TASK REQUIREMENTS:
In the entries below, find the lines with the word "Total" and copy them.

SUPPLIED DATA: Begin

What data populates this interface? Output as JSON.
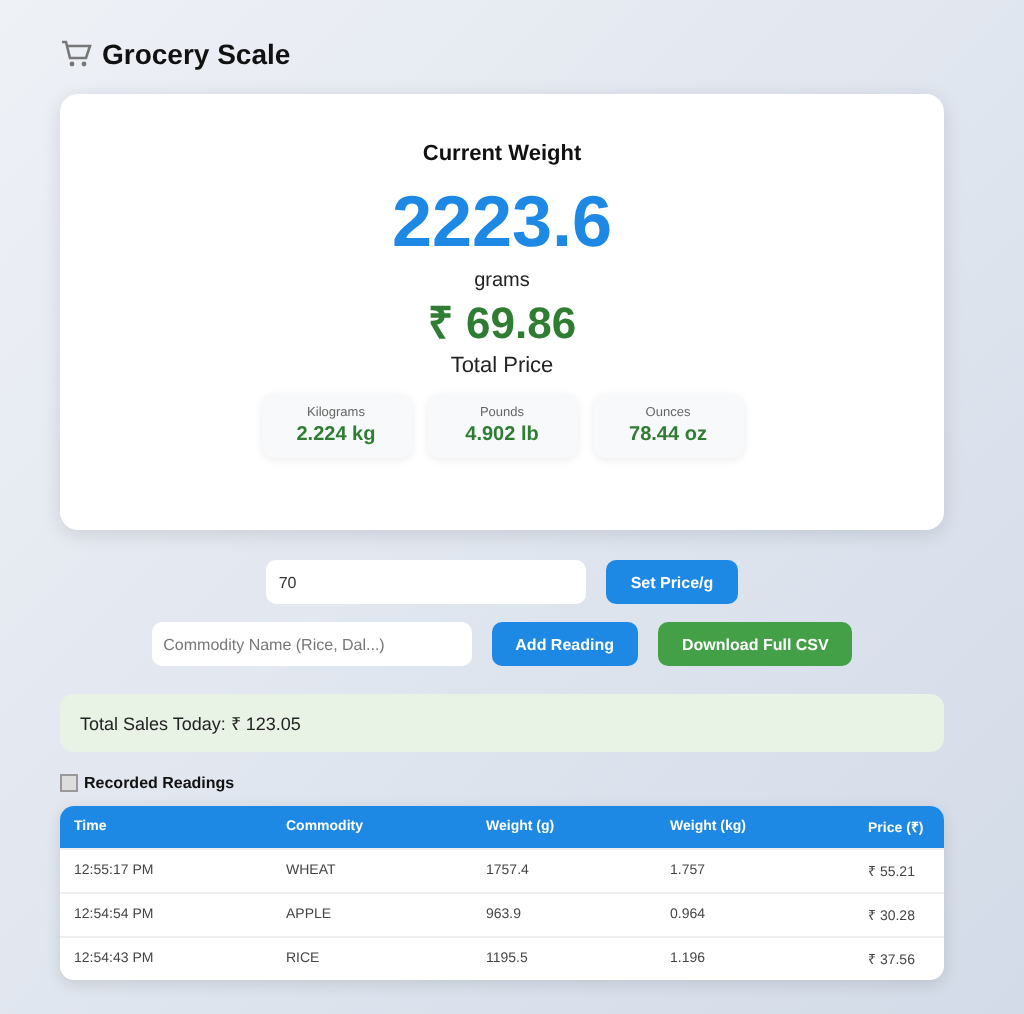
{
  "title": "Grocery Scale",
  "scale": {
    "heading": "Current Weight",
    "weight": "2223.6",
    "unit": "grams",
    "price": "₹ 69.86",
    "price_label": "Total Price",
    "conversions": [
      {
        "label": "Kilograms",
        "value": "2.224 kg"
      },
      {
        "label": "Pounds",
        "value": "4.902 lb"
      },
      {
        "label": "Ounces",
        "value": "78.44 oz"
      }
    ]
  },
  "price_field": {
    "value": "70"
  },
  "set_price_button": "Set Price/g",
  "commodity_field": {
    "placeholder": "Commodity Name (Rice, Dal...)"
  },
  "add_button": "Add Reading",
  "download_button": "Download Full CSV",
  "total_sales": "Total Sales Today: ₹ 123.05",
  "readings_title": "Recorded Readings",
  "table": {
    "columns": [
      "Time",
      "Commodity",
      "Weight (g)",
      "Weight (kg)",
      "Price (₹)"
    ],
    "rows": [
      [
        "12:55:17 PM",
        "WHEAT",
        "1757.4",
        "1.757",
        "₹ 55.21"
      ],
      [
        "12:54:54 PM",
        "APPLE",
        "963.9",
        "0.964",
        "₹ 30.28"
      ],
      [
        "12:54:43 PM",
        "RICE",
        "1195.5",
        "1.196",
        "₹ 37.56"
      ]
    ]
  }
}
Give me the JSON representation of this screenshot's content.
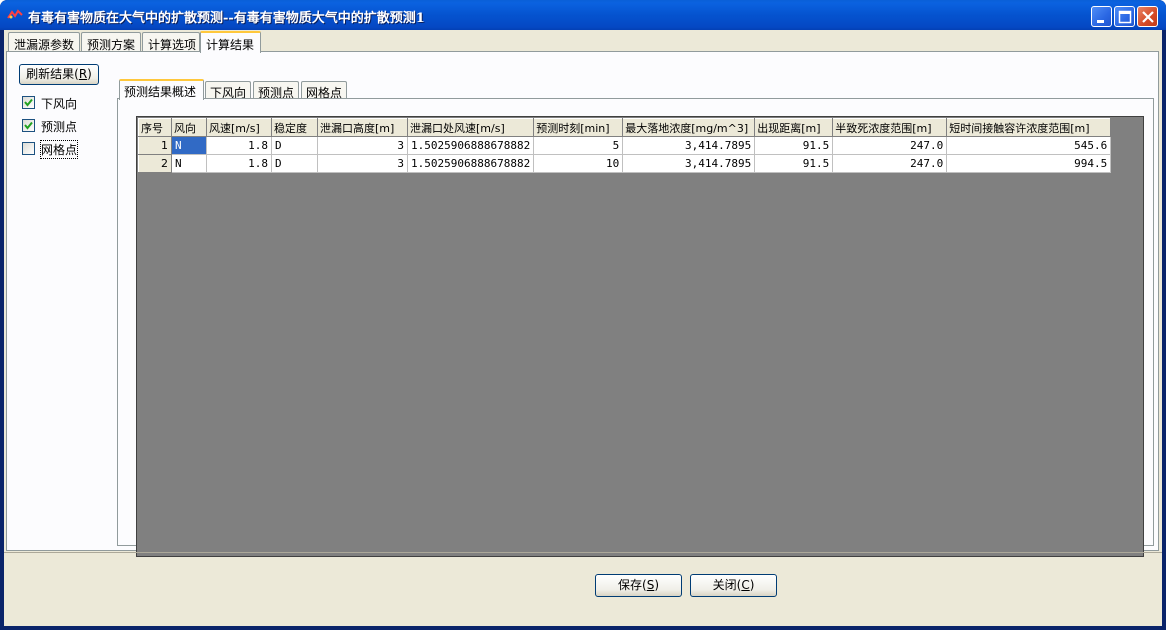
{
  "window": {
    "title": "有毒有害物质在大气中的扩散预测--有毒有害物质大气中的扩散预测1"
  },
  "tabs": [
    "泄漏源参数",
    "预测方案",
    "计算选项",
    "计算结果"
  ],
  "sidebar": {
    "refresh_label": "刷新结果",
    "refresh_key": "R",
    "checkboxes": [
      {
        "label": "下风向",
        "checked": true
      },
      {
        "label": "预测点",
        "checked": true
      },
      {
        "label": "网格点",
        "checked": false
      }
    ]
  },
  "inner_tabs": [
    "预测结果概述",
    "下风向",
    "预测点",
    "网格点"
  ],
  "table": {
    "headers": [
      "序号",
      "风向",
      "风速[m/s]",
      "稳定度",
      "泄漏口高度[m]",
      "泄漏口处风速[m/s]",
      "预测时刻[min]",
      "最大落地浓度[mg/m^3]",
      "出现距离[m]",
      "半致死浓度范围[m]",
      "短时间接触容许浓度范围[m]"
    ],
    "rows": [
      [
        "1",
        "N",
        "1.8",
        "D",
        "3",
        "1.5025906888678882",
        "5",
        "3,414.7895",
        "91.5",
        "247.0",
        "545.6"
      ],
      [
        "2",
        "N",
        "1.8",
        "D",
        "3",
        "1.5025906888678882",
        "10",
        "3,414.7895",
        "91.5",
        "247.0",
        "994.5"
      ]
    ]
  },
  "buttons": {
    "save_label": "保存",
    "save_key": "S",
    "close_label": "关闭",
    "close_key": "C"
  },
  "colors": {
    "titlebar": "#0553cf",
    "panel": "#ece9d8",
    "grid_bg": "#808080",
    "selection": "#316ac5",
    "active_tab_accent": "#ffc83c"
  }
}
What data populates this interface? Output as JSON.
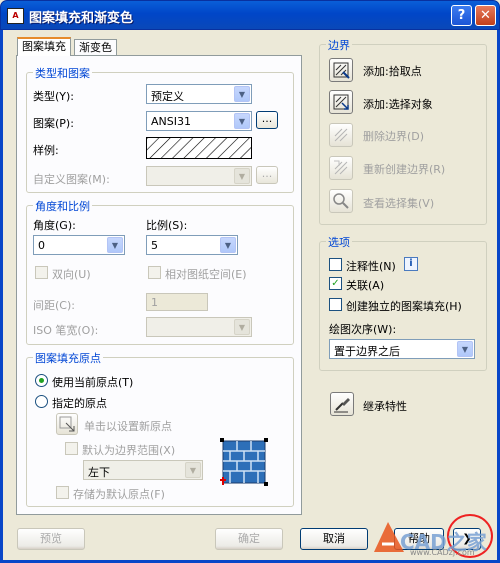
{
  "window": {
    "title": "图案填充和渐变色",
    "app_icon": "AutoCAD"
  },
  "tabs": [
    {
      "label": "图案填充"
    },
    {
      "label": "渐变色"
    }
  ],
  "type_pattern": {
    "group_label": "类型和图案",
    "type_label": "类型(Y):",
    "type_value": "预定义",
    "pattern_label": "图案(P):",
    "pattern_value": "ANSI31",
    "swatch_label": "样例:",
    "custom_label": "自定义图案(M):",
    "custom_value": "",
    "dots": "..."
  },
  "angle_scale": {
    "group_label": "角度和比例",
    "angle_label": "角度(G):",
    "angle_value": "0",
    "scale_label": "比例(S):",
    "scale_value": "5",
    "double_label": "双向(U)",
    "relative_label": "相对图纸空间(E)",
    "spacing_label": "间距(C):",
    "spacing_value": "1",
    "iso_label": "ISO 笔宽(O):",
    "iso_value": ""
  },
  "origin": {
    "group_label": "图案填充原点",
    "use_current_label": "使用当前原点(T)",
    "specified_label": "指定的原点",
    "click_set_label": "单击以设置新原点",
    "default_extents_label": "默认为边界范围(X)",
    "extents_value": "左下",
    "store_default_label": "存储为默认原点(F)"
  },
  "boundaries": {
    "group_label": "边界",
    "add_pick_points": "添加:拾取点",
    "add_select_objects": "添加:选择对象",
    "remove_boundaries": "删除边界(D)",
    "recreate_boundary": "重新创建边界(R)",
    "view_selections": "查看选择集(V)"
  },
  "options": {
    "group_label": "选项",
    "annotative_label": "注释性(N)",
    "associative_label": "关联(A)",
    "associative_checked": true,
    "separate_label": "创建独立的图案填充(H)",
    "draw_order_label": "绘图次序(W):",
    "draw_order_value": "置于边界之后"
  },
  "inherit_label": "继承特性",
  "footer": {
    "preview": "预览",
    "ok": "确定",
    "cancel": "取消",
    "help": "帮助"
  },
  "watermark": {
    "text": "CAD之家",
    "url": "www.CADzj.com"
  }
}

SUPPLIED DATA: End

RESPONSE BELOW:
    "price_label": "Total Price",
  "total_sales": "Total Sales Today: ₹ 123.05",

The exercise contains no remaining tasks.